━━━ Available records

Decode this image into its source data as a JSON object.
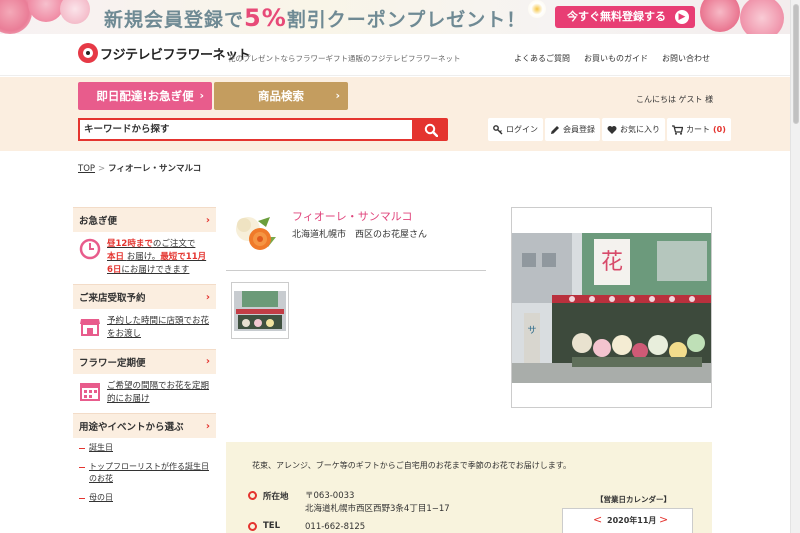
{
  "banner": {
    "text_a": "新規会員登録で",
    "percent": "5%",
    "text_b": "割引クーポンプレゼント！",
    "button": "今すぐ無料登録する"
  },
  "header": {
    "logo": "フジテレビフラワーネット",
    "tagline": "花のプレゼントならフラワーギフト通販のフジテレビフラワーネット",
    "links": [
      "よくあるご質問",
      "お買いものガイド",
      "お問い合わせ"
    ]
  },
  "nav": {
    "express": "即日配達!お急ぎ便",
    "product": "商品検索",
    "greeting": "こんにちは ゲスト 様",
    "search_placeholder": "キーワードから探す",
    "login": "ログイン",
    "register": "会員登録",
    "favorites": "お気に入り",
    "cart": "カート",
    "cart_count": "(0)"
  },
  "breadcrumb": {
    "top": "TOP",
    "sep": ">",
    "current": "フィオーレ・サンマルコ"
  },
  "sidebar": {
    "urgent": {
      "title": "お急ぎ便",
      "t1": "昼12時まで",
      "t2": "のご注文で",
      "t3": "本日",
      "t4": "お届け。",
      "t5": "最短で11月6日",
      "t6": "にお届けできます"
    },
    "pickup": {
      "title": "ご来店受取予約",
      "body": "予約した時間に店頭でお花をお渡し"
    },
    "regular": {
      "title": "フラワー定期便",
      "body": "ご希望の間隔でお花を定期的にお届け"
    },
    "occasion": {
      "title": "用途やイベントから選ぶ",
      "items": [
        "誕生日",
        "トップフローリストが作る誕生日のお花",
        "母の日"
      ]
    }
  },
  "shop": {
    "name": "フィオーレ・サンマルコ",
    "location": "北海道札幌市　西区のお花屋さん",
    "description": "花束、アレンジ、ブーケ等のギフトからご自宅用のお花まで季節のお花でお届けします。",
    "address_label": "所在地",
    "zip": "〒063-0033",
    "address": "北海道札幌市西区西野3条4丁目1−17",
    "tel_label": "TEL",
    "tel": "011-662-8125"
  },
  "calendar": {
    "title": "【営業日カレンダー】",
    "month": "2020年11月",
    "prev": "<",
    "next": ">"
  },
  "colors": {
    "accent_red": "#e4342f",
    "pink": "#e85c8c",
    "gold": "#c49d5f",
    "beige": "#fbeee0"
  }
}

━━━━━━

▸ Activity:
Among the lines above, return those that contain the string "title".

▸ Your solution:
      "title": "お急ぎ便",
      "title": "ご来店受取予約",
      "title": "フラワー定期便",
      "title": "用途やイベントから選ぶ",
    "title": "【営業日カレンダー】",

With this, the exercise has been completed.